→ Exercise requirements: When you reach the line with "Extract the structured" in the listing below, write out that line and every one after it exactly, and skip the pictures.

□ □ □ □

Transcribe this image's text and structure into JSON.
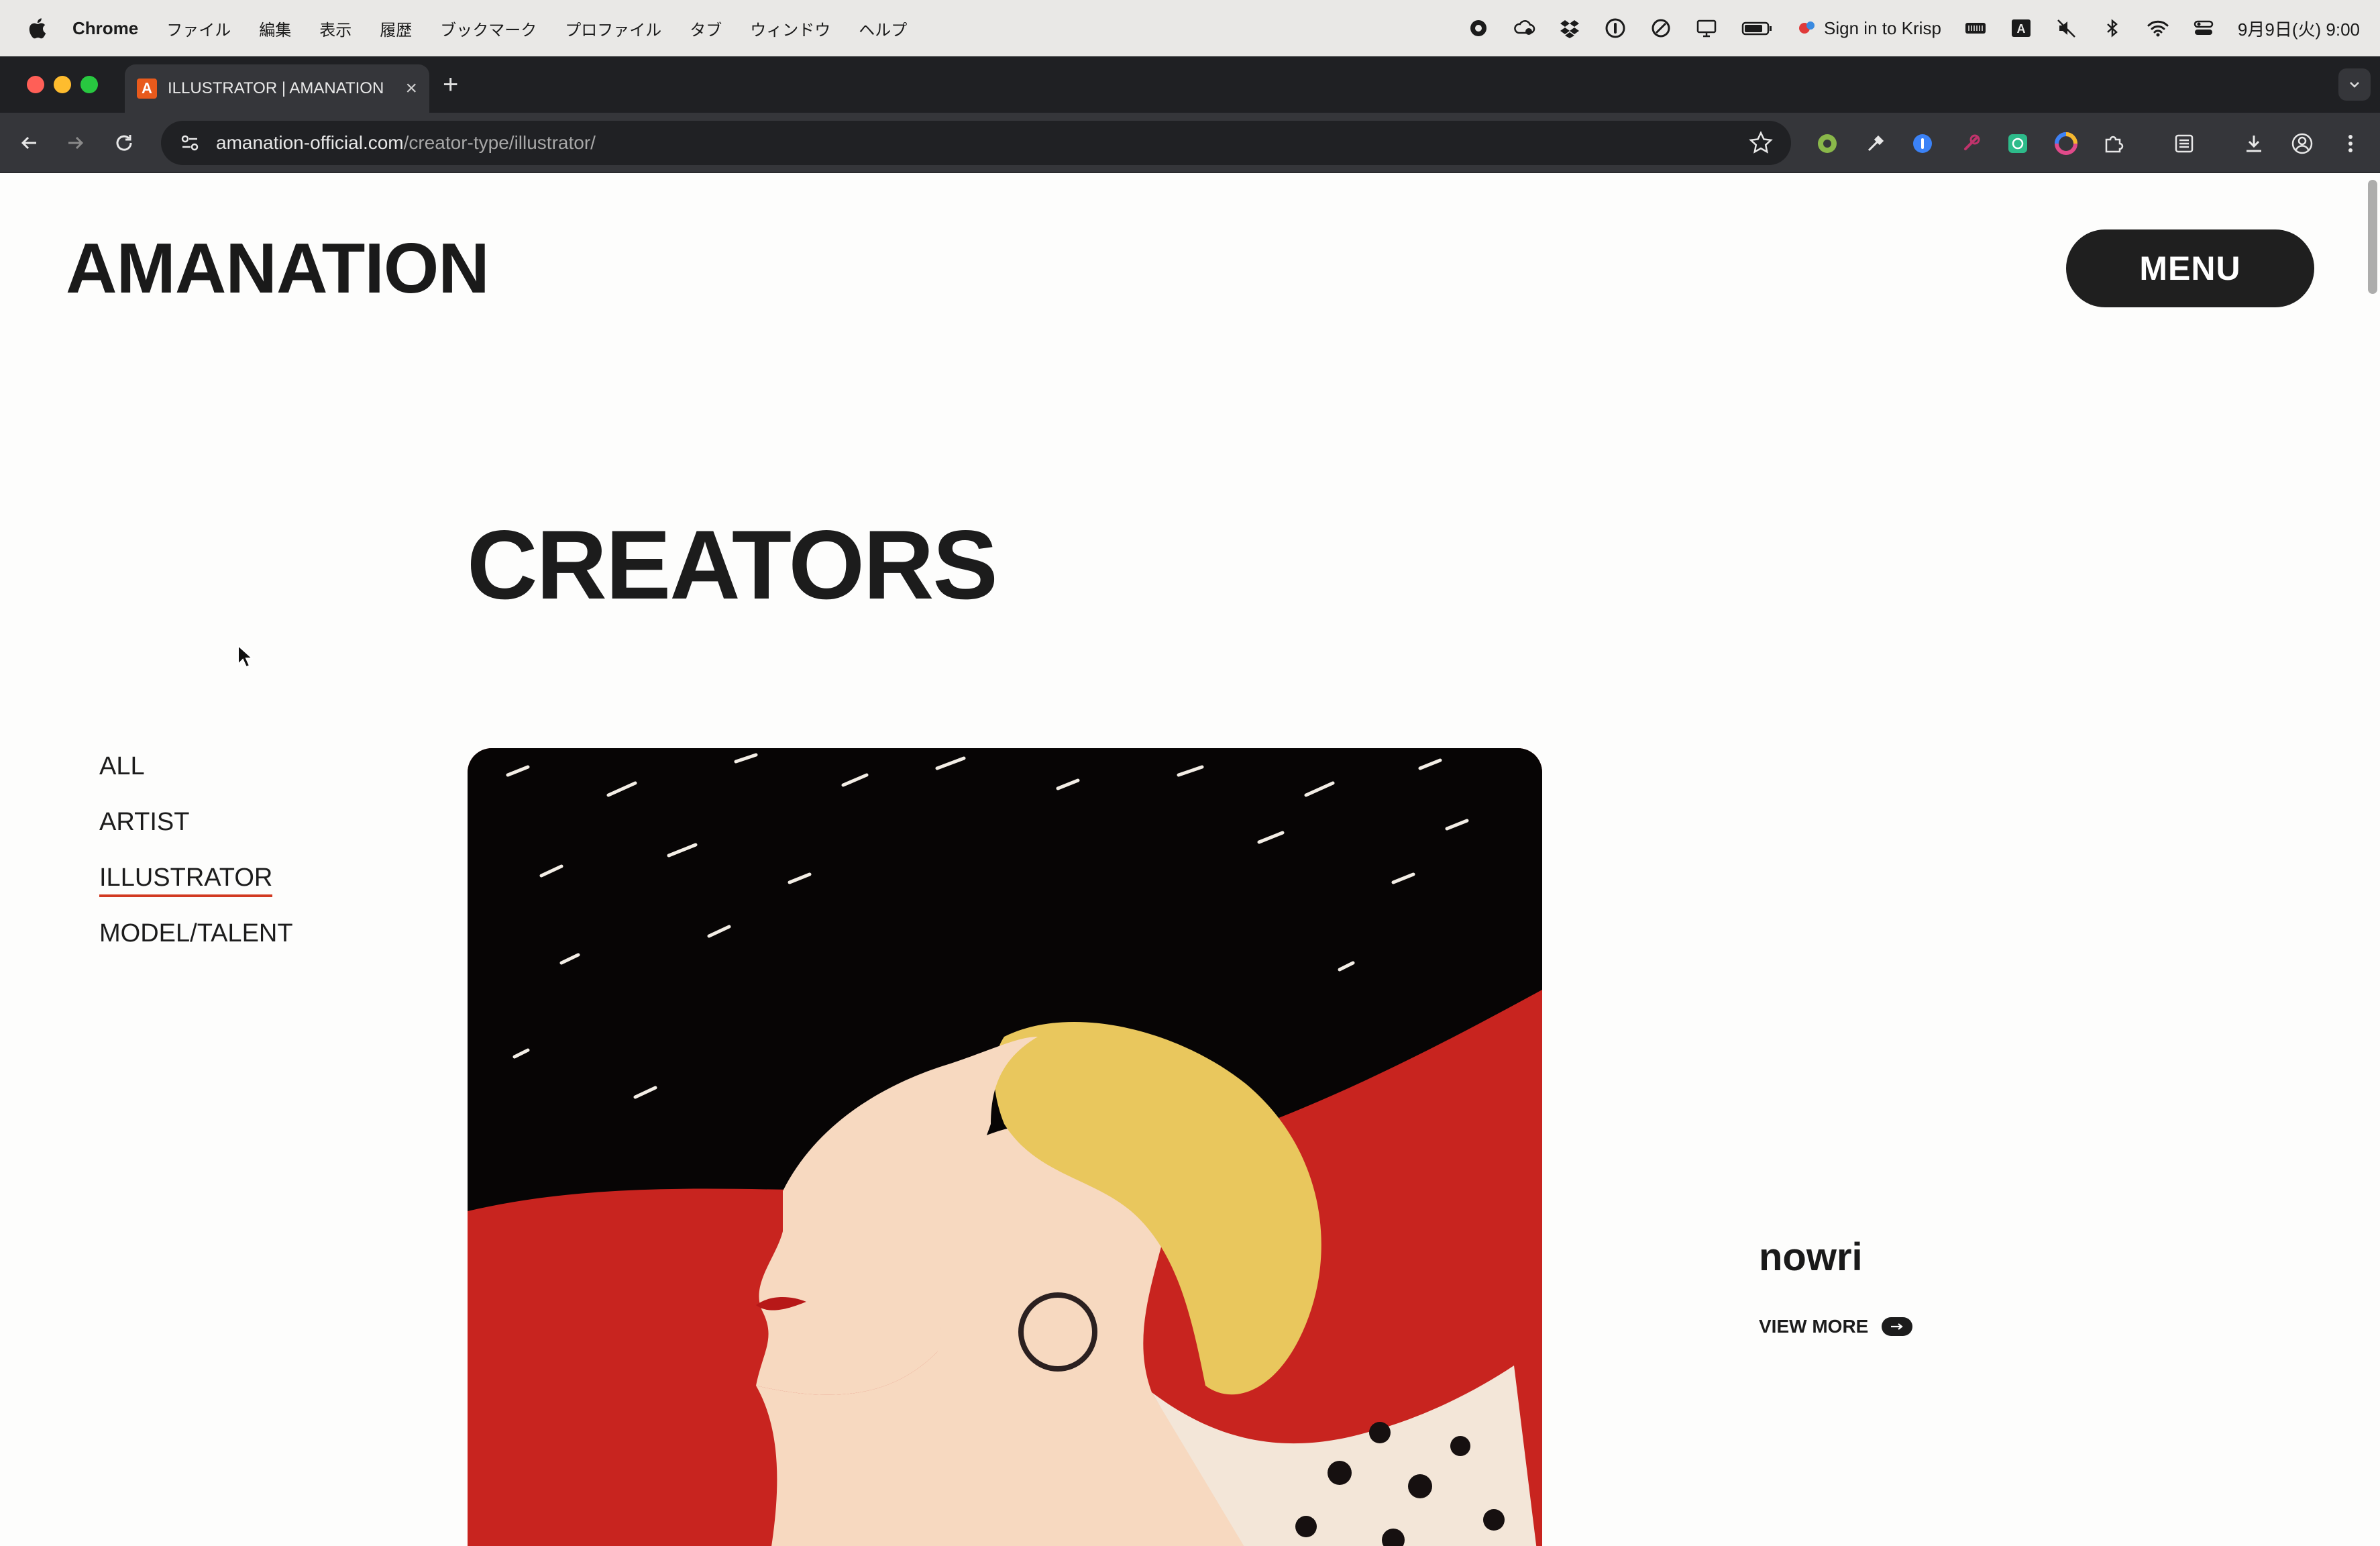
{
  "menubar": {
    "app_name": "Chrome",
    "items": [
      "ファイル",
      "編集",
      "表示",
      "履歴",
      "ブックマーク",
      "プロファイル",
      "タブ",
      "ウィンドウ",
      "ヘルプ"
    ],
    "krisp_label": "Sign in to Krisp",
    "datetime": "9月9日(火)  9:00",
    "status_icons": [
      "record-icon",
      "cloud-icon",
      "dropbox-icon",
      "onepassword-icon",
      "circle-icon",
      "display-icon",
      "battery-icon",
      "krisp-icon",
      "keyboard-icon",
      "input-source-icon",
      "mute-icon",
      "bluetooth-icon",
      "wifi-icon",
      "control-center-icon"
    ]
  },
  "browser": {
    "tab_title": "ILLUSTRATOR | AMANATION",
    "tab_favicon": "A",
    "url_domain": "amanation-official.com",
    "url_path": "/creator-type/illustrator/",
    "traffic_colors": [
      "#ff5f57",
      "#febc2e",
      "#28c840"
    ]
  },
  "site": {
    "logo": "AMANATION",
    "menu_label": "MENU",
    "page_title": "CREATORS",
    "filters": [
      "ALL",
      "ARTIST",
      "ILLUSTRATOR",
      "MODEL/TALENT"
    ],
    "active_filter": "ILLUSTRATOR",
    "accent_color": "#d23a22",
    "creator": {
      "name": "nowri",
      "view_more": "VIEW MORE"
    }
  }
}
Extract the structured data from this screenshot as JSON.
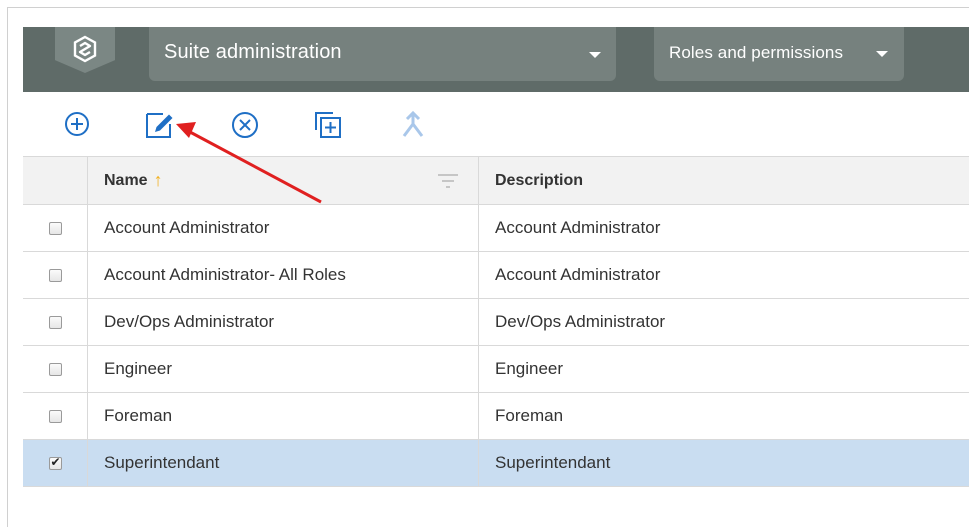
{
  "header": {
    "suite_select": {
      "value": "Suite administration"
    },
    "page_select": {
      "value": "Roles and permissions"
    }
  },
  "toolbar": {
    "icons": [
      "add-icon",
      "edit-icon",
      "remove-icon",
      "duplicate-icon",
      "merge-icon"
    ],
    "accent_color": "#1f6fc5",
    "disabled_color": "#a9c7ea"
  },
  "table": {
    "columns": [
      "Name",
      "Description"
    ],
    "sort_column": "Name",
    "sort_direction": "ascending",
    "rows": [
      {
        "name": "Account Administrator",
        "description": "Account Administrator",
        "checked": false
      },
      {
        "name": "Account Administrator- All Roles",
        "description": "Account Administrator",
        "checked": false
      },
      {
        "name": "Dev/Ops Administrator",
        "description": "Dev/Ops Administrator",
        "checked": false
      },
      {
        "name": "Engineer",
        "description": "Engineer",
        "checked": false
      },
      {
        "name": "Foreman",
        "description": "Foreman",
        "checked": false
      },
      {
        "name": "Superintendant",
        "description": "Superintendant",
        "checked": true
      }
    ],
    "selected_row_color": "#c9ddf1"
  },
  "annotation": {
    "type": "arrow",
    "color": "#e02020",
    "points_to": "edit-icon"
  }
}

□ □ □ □

→ Answer to the problem:
Extract the structured data from this screenshot as JSON.
{
  "header": {
    "suite_select": {
      "value": "Suite administration"
    },
    "page_select": {
      "value": "Roles and permissions"
    }
  },
  "toolbar": {
    "icons": [
      "add-icon",
      "edit-icon",
      "remove-icon",
      "duplicate-icon",
      "merge-icon"
    ],
    "accent_color": "#1f6fc5",
    "disabled_color": "#a9c7ea"
  },
  "table": {
    "columns": [
      "Name",
      "Description"
    ],
    "sort_column": "Name",
    "sort_direction": "ascending",
    "rows": [
      {
        "name": "Account Administrator",
        "description": "Account Administrator",
        "checked": false
      },
      {
        "name": "Account Administrator- All Roles",
        "description": "Account Administrator",
        "checked": false
      },
      {
        "name": "Dev/Ops Administrator",
        "description": "Dev/Ops Administrator",
        "checked": false
      },
      {
        "name": "Engineer",
        "description": "Engineer",
        "checked": false
      },
      {
        "name": "Foreman",
        "description": "Foreman",
        "checked": false
      },
      {
        "name": "Superintendant",
        "description": "Superintendant",
        "checked": true
      }
    ],
    "selected_row_color": "#c9ddf1"
  },
  "annotation": {
    "type": "arrow",
    "color": "#e02020",
    "points_to": "edit-icon"
  }
}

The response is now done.